Chappellet owner and managing director Cyril Chappellet said, “The two wineries have very different focuses and styles. Chappellet is a Napa Valley winery with a focus on Bordeaux varietals. Sonoma-Loeb makes Burgundian varietals from Sonoma County. Because we believe in the importance of maintaining the integrity and distinctiveness of both Chappellet and Sonoma-Loeb, these differences were important to us when we were considering the purchase.”
Sonoma-Loeb produces 8,000 to 9,000 cases of wine per year. They will continue to use the same vineyards, which include Sangiacomo Vineyard and Dutton Ranch.

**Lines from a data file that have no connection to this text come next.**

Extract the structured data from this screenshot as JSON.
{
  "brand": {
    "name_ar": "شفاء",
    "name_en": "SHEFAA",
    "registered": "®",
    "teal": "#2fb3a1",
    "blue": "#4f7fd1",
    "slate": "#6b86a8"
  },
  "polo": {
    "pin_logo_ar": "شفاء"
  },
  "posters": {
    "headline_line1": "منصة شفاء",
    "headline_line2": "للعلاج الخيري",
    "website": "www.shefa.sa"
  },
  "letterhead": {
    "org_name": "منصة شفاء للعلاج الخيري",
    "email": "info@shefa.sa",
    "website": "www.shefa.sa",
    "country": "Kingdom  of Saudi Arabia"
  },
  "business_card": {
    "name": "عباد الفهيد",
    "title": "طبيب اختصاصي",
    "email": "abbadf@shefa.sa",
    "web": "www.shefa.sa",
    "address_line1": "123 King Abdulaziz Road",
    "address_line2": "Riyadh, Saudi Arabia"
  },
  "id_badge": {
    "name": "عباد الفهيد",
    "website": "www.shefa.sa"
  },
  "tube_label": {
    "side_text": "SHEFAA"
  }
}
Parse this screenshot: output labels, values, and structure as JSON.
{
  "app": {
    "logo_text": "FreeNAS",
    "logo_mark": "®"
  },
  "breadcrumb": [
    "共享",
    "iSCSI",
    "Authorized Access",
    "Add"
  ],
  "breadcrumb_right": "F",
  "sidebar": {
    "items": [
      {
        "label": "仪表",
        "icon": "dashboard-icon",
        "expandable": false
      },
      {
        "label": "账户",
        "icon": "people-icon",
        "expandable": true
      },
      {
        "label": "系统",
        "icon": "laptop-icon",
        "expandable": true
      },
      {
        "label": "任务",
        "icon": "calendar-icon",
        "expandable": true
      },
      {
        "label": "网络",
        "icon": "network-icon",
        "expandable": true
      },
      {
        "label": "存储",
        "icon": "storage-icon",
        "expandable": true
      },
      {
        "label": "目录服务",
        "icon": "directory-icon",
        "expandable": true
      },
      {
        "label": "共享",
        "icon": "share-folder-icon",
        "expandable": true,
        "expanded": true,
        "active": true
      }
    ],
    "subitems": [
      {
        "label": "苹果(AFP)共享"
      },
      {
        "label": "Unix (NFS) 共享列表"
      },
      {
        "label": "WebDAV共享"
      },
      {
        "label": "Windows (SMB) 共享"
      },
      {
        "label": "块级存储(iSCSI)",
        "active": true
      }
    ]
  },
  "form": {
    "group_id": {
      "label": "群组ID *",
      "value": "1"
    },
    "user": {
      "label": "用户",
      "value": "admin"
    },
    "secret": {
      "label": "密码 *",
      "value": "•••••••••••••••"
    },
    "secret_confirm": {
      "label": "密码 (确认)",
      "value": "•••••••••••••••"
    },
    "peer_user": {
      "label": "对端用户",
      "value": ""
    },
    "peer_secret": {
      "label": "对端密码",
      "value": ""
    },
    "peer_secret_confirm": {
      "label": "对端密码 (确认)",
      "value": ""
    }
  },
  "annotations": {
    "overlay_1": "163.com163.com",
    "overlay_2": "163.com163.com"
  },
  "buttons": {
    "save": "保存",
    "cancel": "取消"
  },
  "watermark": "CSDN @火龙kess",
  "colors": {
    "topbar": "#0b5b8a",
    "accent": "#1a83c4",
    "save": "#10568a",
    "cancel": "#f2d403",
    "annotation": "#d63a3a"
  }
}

Will more deals happen? Stephen Kuhn, CEO of Vinum Capital Management, said, "We believe that the industry cycle is showing a great combination of rising consumer demand and falling asset values, and that this is a great time for us to invest. We continue to pursue acquisitions and management of premium wineries and the expansion of our sales and marketing business."
Mario Zepponi agrees, and Robert Nicholson, who handled both the Pacific Rim and Laurel Glen sales, added, “It’s been a difficult two years. We’re coming out of that, and people sense that it’s a better time to do transactions.”
He noted, however, that while some buyers are still focused on bargains, others value over-performing properties. “Some buyers will still pay top value for prime assets.”